The story is also one huge ride. There’s a certain realistic feel in the story as they often referred to something that exists in our present time. In a way, you’d think that this novel isn’t set far into the future — it could be set in the next thirty, twenty, ten, maybe even next year! There’s a certain timelessness in the novel that I liked, timeless in the sense that even if I read this a couple of years later, I wouldn’t feel like the story or the characters or scenes are dated. The author also executed the passing of time quite nicely, without boring the reader with unnecessary details just to show that time was passing.
I think one thing that those who haven’t read this will ask about this book is its gore factor. Well there are no gory descriptions. But there is an overall haunting and disturbing feel once the actual harvesting was described, and it sits with you to ponder long after you’ve read that part. The words used to describe it were simple and not too scientific, and it really doesn’t say much about body parts or pain or blood, but the author had a way of writing that scene that would make you imagine every part of it clearly in your head, and leave you wondering how could anyone subject a kid to something that horrific?

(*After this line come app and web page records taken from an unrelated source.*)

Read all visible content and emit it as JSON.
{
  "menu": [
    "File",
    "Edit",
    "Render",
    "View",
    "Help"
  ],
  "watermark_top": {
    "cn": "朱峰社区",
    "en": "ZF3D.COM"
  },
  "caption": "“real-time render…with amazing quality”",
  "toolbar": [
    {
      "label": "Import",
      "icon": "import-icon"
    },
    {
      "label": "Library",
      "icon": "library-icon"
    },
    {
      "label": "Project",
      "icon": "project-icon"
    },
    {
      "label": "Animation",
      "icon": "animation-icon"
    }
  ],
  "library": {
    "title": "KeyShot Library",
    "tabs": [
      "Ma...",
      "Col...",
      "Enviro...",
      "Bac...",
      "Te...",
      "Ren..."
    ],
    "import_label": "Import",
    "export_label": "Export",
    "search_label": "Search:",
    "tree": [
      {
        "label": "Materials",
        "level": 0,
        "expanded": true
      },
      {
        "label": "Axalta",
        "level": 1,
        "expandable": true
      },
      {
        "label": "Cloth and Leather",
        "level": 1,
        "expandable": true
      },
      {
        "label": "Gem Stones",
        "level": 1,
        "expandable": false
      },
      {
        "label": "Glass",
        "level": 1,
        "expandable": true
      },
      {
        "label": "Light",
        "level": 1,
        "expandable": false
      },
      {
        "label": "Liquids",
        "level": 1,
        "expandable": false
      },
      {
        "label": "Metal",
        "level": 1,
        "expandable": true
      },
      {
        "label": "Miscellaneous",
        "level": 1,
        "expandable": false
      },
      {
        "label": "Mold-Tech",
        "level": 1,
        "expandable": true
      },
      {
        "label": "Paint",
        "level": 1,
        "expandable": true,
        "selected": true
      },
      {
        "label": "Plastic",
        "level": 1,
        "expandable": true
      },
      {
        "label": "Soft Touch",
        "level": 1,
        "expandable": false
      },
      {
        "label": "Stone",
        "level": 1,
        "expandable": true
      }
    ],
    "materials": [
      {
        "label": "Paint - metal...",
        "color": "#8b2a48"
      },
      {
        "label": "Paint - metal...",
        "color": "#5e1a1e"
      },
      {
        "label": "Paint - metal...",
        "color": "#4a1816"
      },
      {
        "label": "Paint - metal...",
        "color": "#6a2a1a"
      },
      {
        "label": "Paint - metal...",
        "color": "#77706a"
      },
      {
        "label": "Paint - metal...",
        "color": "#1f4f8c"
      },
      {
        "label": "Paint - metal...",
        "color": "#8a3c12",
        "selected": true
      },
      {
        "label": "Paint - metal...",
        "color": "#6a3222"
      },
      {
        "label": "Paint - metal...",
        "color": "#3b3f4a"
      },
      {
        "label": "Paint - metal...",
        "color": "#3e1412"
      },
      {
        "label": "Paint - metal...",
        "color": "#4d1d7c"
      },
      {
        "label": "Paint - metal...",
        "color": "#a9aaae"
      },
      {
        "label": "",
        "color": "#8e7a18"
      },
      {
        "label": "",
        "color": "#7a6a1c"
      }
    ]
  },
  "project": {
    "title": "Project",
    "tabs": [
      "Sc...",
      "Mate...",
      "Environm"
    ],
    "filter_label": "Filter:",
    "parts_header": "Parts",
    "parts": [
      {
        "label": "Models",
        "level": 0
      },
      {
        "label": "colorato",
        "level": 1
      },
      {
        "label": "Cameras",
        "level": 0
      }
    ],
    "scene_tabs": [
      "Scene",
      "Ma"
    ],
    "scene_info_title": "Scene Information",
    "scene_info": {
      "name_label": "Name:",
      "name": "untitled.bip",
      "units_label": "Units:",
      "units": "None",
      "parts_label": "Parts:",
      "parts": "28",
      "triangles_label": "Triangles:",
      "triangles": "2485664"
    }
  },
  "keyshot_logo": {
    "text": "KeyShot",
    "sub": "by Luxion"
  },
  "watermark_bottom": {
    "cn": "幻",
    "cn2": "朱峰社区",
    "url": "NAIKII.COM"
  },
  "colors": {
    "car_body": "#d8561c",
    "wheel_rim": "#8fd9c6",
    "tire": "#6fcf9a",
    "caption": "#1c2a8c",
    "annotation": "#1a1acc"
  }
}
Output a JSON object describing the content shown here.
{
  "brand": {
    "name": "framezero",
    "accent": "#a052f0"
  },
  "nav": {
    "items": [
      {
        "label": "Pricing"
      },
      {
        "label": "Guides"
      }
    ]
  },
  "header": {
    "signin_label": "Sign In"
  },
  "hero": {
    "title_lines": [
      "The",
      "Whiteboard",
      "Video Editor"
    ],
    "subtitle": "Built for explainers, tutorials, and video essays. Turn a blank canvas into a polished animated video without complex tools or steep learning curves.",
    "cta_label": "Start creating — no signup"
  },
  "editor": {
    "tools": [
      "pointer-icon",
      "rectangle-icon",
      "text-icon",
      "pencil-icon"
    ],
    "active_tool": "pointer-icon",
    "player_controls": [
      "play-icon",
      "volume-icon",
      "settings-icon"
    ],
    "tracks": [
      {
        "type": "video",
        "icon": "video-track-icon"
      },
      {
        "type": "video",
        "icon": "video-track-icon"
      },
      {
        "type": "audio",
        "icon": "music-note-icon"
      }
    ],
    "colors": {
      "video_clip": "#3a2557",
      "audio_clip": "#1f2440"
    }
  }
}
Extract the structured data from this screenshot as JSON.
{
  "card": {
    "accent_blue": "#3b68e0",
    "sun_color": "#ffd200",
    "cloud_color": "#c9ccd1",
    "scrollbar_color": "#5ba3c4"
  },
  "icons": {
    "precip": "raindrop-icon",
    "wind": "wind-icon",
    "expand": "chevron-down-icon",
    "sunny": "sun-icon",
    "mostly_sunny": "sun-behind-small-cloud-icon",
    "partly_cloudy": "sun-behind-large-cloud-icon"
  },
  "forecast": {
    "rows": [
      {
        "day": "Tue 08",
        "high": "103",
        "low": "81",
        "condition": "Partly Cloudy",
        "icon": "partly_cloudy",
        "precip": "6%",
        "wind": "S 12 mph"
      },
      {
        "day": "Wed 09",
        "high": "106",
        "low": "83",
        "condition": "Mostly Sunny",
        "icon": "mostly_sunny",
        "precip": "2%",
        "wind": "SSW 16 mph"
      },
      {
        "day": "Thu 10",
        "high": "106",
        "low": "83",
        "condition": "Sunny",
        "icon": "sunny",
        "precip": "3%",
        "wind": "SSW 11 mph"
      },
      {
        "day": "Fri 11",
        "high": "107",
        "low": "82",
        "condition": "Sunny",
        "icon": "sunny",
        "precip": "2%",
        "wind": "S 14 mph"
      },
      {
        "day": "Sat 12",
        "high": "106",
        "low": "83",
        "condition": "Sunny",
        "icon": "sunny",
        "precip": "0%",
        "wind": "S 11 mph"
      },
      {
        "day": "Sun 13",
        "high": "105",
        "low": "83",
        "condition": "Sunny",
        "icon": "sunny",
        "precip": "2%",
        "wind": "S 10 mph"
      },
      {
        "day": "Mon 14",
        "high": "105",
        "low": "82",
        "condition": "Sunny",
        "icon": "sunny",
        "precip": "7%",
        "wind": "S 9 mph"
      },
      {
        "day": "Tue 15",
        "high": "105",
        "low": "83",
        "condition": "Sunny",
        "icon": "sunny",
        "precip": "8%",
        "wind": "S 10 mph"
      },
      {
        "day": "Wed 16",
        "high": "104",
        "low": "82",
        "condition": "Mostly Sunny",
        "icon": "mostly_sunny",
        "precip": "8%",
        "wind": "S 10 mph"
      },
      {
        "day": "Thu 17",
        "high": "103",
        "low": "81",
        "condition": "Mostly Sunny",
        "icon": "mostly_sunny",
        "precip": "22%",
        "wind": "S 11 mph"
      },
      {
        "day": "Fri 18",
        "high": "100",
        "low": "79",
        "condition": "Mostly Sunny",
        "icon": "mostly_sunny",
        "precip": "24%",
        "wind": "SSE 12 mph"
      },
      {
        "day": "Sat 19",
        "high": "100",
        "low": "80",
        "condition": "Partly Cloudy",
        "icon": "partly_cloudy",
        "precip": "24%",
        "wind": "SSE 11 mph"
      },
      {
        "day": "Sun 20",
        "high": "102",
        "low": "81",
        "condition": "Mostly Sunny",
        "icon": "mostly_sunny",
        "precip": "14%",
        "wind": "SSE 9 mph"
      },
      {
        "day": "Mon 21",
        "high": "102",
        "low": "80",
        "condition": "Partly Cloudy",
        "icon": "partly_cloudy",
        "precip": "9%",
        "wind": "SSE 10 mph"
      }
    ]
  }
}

I can’t imagine myself in their place. Heck, I refuse to imagine myself in their place because it’s a horrible fate, no matter how much the law enforcers in the story tells me it’s not. Unwind successfully opens the doors to different issues existing now that are hard to discuss without sparking a huge debate. It’s not the kind of book you can really read simply for pleasure and to feel good. It lets you escape, sure, but it doesn’t leave you with a happy feeling after because of the questions and issues it raises. There’s so much that can be discussed after reading this book: pro-life vs. pro-choice, abortion, population control, organ donation, family, acceptance, terrorism and even religion. I don’t think one can get everything in this book in just one read. I have a feeling this is one of those books that would leave the reader pondering different issues every re-read.
There are only a few instances when a book has left me speechless when I got to the end, and Unwind just joined its ranks. Good characters, compelling and thought-provoking plot, strong and hopeful ending — I cannot recommend this enough.